Researcher: Jeff Dahn, Dalhousie University
Partners: 3M Canada, GM Canada, Magna E-Car Systems, Medtronic Energy and Component Center, Nova Scotia Power
APC Investment: $4,176,005 (through NSERC and CFI)
Lithium-ion batteries for cars must meet more stringent requirements than those for portable electronics. They must last for 10 years, sustain over 3,000 charge-discharge cycles and withstand extremes of temperature. Batteries for grid energy storage and medical devices have similar requirements. A major goal of this project is to rapidly identify those cell chemistries and operating ranges that give optimum battery cycle and calendar life. Another goal of this project will be to transfer the knowledge gained through advanced diagnostic methods to partners through scientific and technical exchange.
4) Magnesium-Intensive Multi-Material Automotive Structures: Fabrication and Performance
Researcher: Michael Worswick, University of Waterloo
Partners: Cosma International (division of Magna), 3M Canada, Huys Industries, Meridian Lightweight Technologies, CANMET Materials Technology Laboratory (Natural Resources Canada)
APC Investment: $3,713,044 (NSERC and CFI)
More and more, manufacturers are building automotive parts and structures out of more than one material (composites or multi-materials). This can dramatically reduce weight and improve overall vehicle performance. However, many factors affect the long-term reliability of these materials. This project will examine key corrosion, fatigue, and structural parameters, while also implementing the crashworthiness testing infrastructure required to evaluate the corrosion protection and joining technologies associated with a multi-material structure. Advanced numerical (i.e., computer) models for manufacturing and in-service performance will be developed. These will enable efficient computer-aided engineering of future vehicles. The project will position the Canadian automotive sector to manufacture competitive, next-generation lightweight structures.
5) Low Platinum PEM Fuel Cells
Researcher: Steven Holdcroft, Simon Fraser University
Partners: Automotive Fuel Cell Corporation, Ballard Power Systems, Hyteon Inc., BIC Inc., GM Canada, Hydrogenics
APC Investment: $5,500,000 (through NSERC and NRC)
Polymer electrolyte membrane fuel cells (PEMFCs) are being developed worldwide as clean energy conversion devices. Promising applications for these fuel cells include materials handling backup power, residential co-generation, fleet vehicles and portable electronics. However, the biggest impact fuel cells could have lies in the commercial automotive sector, which holds great potential to reduce greenhouse gas emissions and air pollution.
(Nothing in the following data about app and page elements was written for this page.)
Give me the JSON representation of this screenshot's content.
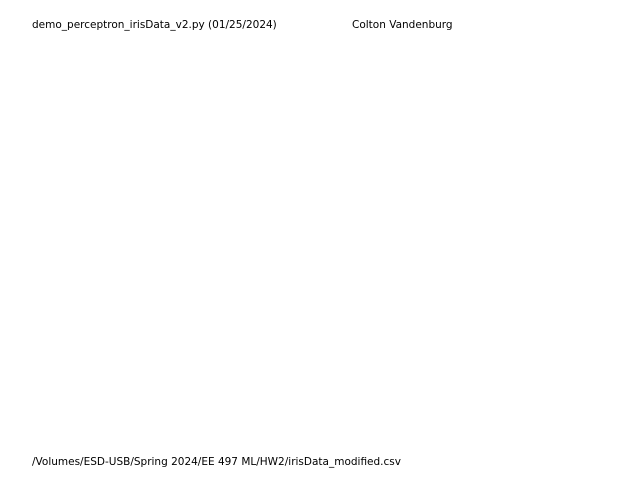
{
  "header": {
    "script_label": "demo_perceptron_irisData_v2.py (01/25/2024)",
    "author": "Colton Vandenburg"
  },
  "footer": {
    "file_path": "/Volumes/ESD-USB/Spring 2024/EE 497 ML/HW2/irisData_modified.csv"
  }
}
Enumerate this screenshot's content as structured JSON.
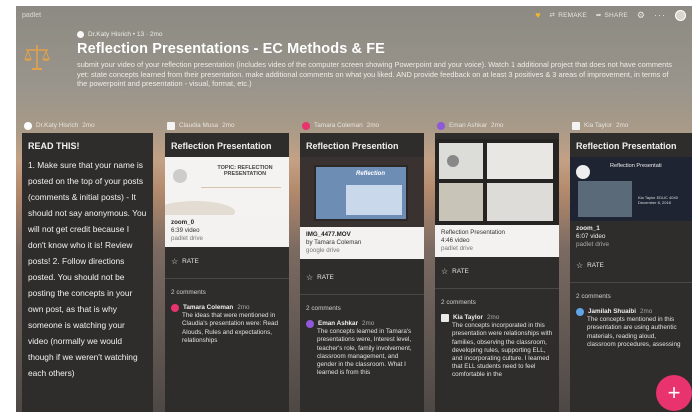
{
  "topbar": {
    "brand": "padlet",
    "remake": "REMAKE",
    "share": "SHARE"
  },
  "header": {
    "meta": "Dr.Katy Hisrich • 13 · 2mo",
    "title": "Reflection Presentations - EC Methods & FE",
    "description": "submit your video of your reflection presentation (includes video of the computer screen showing Powerpoint and your voice). Watch 1 additional project that does not have comments yet: state concepts learned from their presentation. make additional comments on what you liked. AND provide feedback on at least 3 positives & 3 areas of improvement, in terms of the powerpoint and presentation - visual, format, etc.)"
  },
  "columns": [
    {
      "author": "Dr.Katy Hisrich",
      "time": "2mo",
      "title": "READ THIS!",
      "body": "1. Make sure that your name is posted on the top of your posts (comments & initial posts) - It should not say anonymous. You will not get credit because I don't know who it is! Review posts! 2. Follow directions posted. You should not be posting the concepts in your own post, as that is why someone is watching your video (normally we would though if we weren't watching each others)"
    },
    {
      "author": "Claudia Musa",
      "time": "2mo",
      "title": "Reflection Presentation",
      "slide_text": "TOPIC: REFLECTION PRESENTATION",
      "file": "zoom_0",
      "file_sub1": "6:39 video",
      "file_sub2": "padlet drive",
      "rate": "RATE",
      "comments_count": "2 comments",
      "comment_author": "Tamara Coleman",
      "comment_time": "2mo",
      "comment_text": "The ideas that were mentioned in Claudia's presentation were: Read Alouds, Rules and expectations, relationships"
    },
    {
      "author": "Tamara Coleman",
      "time": "2mo",
      "title": "Reflection Presention",
      "slide_text": "Reflection",
      "file": "IMG_4477.MOV",
      "file_sub1": "by Tamara Coleman",
      "file_sub2": "google drive",
      "rate": "RATE",
      "comments_count": "2 comments",
      "comment_author": "Eman Ashkar",
      "comment_time": "2mo",
      "comment_text": "The concepts learned in Tamara's presentations were, Interest level, teacher's role, family involvement, classroom management, and gender in the classroom. What I learned is from this"
    },
    {
      "author": "Eman Ashkar",
      "time": "2mo",
      "file": "Reflection Presentation",
      "file_sub1": "4:46 video",
      "file_sub2": "padlet drive",
      "rate": "RATE",
      "comments_count": "2 comments",
      "comment_author": "Kia Taylor",
      "comment_time": "2mo",
      "comment_text": "The concepts incorporated in this presentation were relationships with families, observing the classroom, developing rules, supporting ELL, and incorporating culture. I learned that ELL students need to feel comfortable in the"
    },
    {
      "author": "Kia Taylor",
      "time": "2mo",
      "title": "Reflection Presentation",
      "slide_text": "Reflection Presentati",
      "slide_sub": "Kia Taylor EDUC 4040 December 8, 2018",
      "file": "zoom_1",
      "file_sub1": "6:07 video",
      "file_sub2": "padlet drive",
      "rate": "RATE",
      "comments_count": "2 comments",
      "comment_author": "Jamilah Shuaibi",
      "comment_time": "2mo",
      "comment_text": "The concepts mentioned in this presentation are using authentic materials, reading aloud, classroom procedures, assessing"
    }
  ],
  "colors": {
    "card": "#2f2d2c",
    "fab": "#e8336e",
    "heart": "#f2b630"
  }
}
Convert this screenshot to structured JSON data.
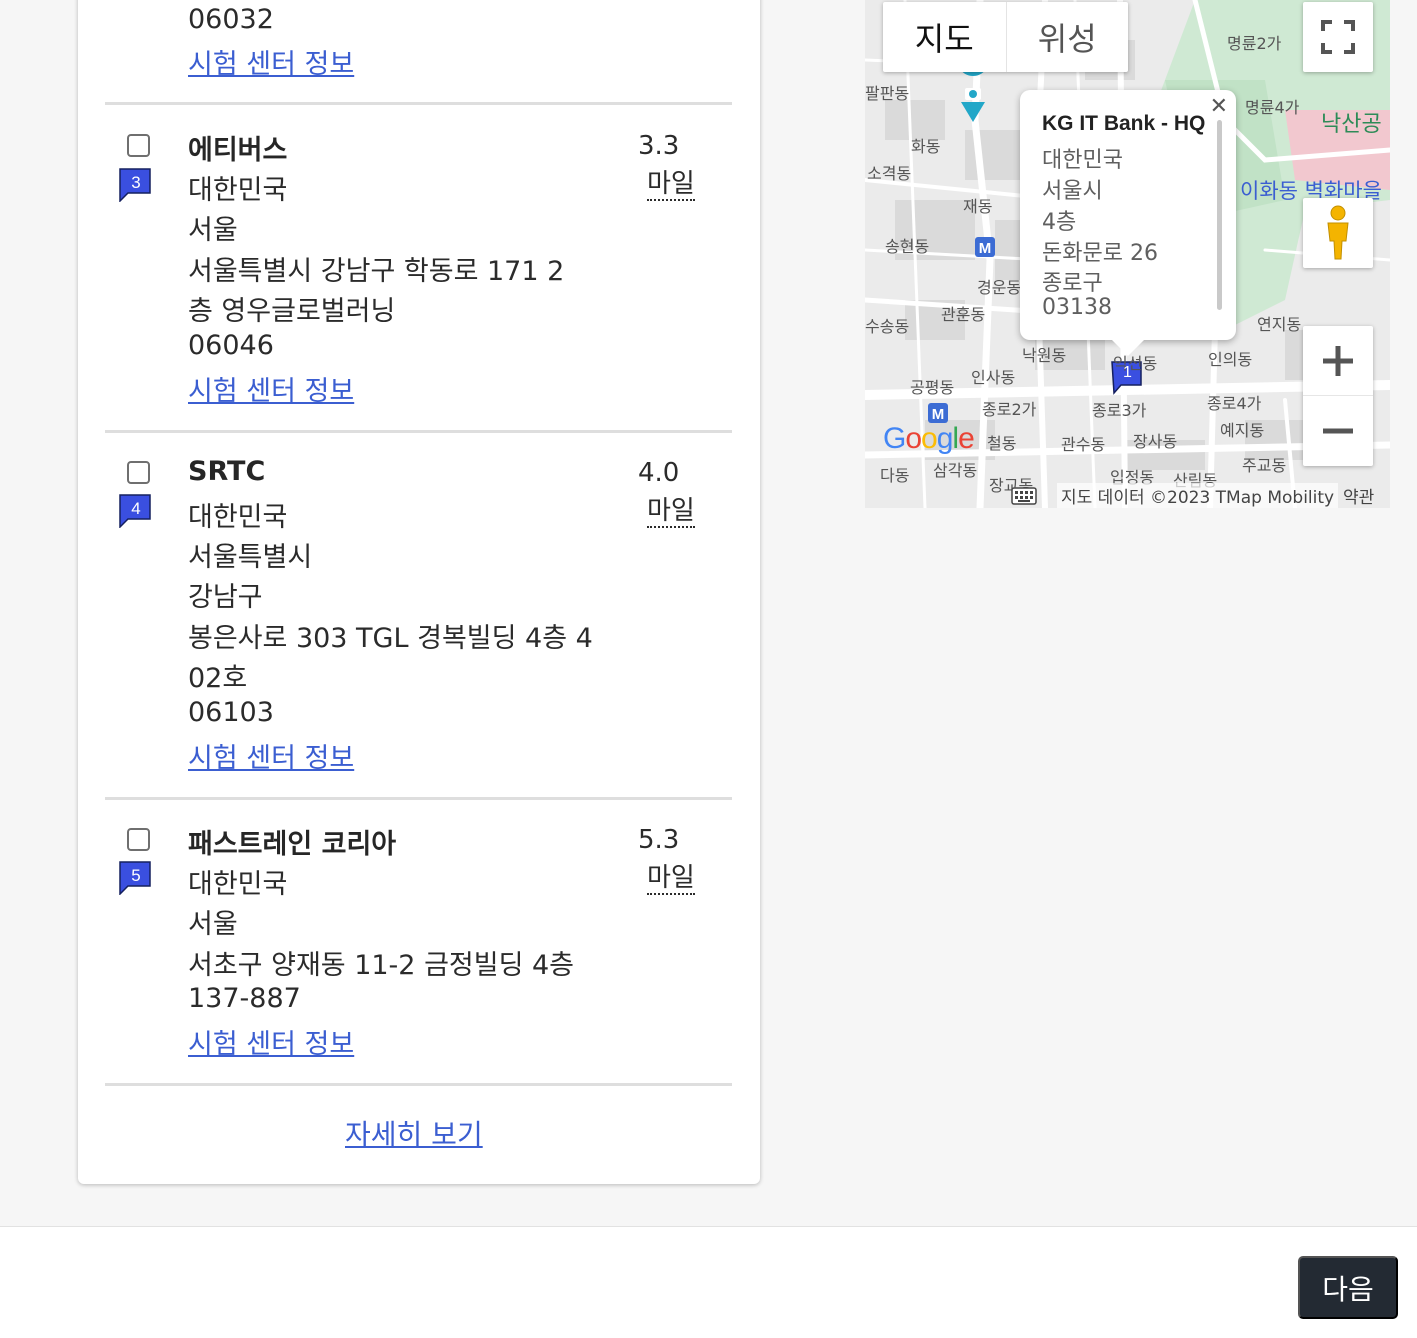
{
  "previous_item_tail": {
    "postal_code": "06032",
    "info_link": "시험 센터 정보"
  },
  "centers": [
    {
      "marker": "3",
      "name": "에티버스",
      "lines": [
        "대한민국",
        "서울",
        "서울특별시 강남구 학동로 171 2",
        "층 영우글로벌러닝",
        "06046"
      ],
      "distance": "3.3",
      "unit": "마일",
      "info_link": "시험 센터 정보"
    },
    {
      "marker": "4",
      "name": "SRTC",
      "lines": [
        "대한민국",
        "서울특별시",
        "강남구",
        "봉은사로 303 TGL 경복빌딩 4층 4",
        "02호",
        "06103"
      ],
      "distance": "4.0",
      "unit": "마일",
      "info_link": "시험 센터 정보"
    },
    {
      "marker": "5",
      "name": "패스트레인 코리아",
      "lines": [
        "대한민국",
        "서울",
        "서초구 양재동 11-2 금정빌딩 4층",
        "137-887"
      ],
      "distance": "5.3",
      "unit": "마일",
      "info_link": "시험 센터 정보"
    }
  ],
  "see_more": "자세히 보기",
  "map": {
    "type_map": "지도",
    "type_satellite": "위성",
    "info_window": {
      "title": "KG IT Bank - HQ",
      "lines": [
        "대한민국",
        "서울시",
        "4층",
        "돈화문로 26",
        "종로구",
        "03138"
      ]
    },
    "marker_label": "1",
    "labels": [
      "명륜2가",
      "명륜4가",
      "낙산공",
      "이화동 벽화마을",
      "팔판동",
      "화동",
      "소격동",
      "재동",
      "송현동",
      "경운동",
      "관훈동",
      "수송동",
      "낙원동",
      "인사동",
      "공평동",
      "종로2가",
      "종로3가",
      "종로4가",
      "인의동",
      "연지동",
      "예지동",
      "관수동",
      "장사동",
      "주교동",
      "입정동",
      "산림동",
      "삼각동",
      "다동",
      "철동",
      "장교동",
      "익선동"
    ],
    "attribution": "지도 데이터 ©2023 TMap Mobility",
    "terms": "약관",
    "google_logo": "Google"
  },
  "colors": {
    "link": "#3b5ed1",
    "marker": "#3a4fe0",
    "button_bg": "#232a33"
  },
  "footer": {
    "next_label": "다음"
  }
}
A significant technical barrier to full commercialization is the high amount of platinum required for each fuel cell. This partnership brings together 17 scientists and engineers from nine universities across Canada, who will work on reducing the cost of PEMFCs through the exploration of alternative non-platinum metals and the fabrication of advanced layer structures.
6) In-situ Studies of Electromechanical Processes in Automotive Materials
Researcher: Gillian Goward, McMaster University
Partners: GM Canada, Bruker Ltd., Heka Electronics
APC Investment: $2,346,484 through (NSERC)
This team proposes to identify improvements to lithium batteries by looking inside operating batteries to determine what occurs at various scales including the meso (mid-level), molecular (chemical), and nano (atomic) scales. This will give the researchers a picture of the electrical and chemical state of health of the battery and will help them understand what is impacting on its performance. The goal is to develop innovations that will bring the next generation of automotive batteries to the cars of tomorrow.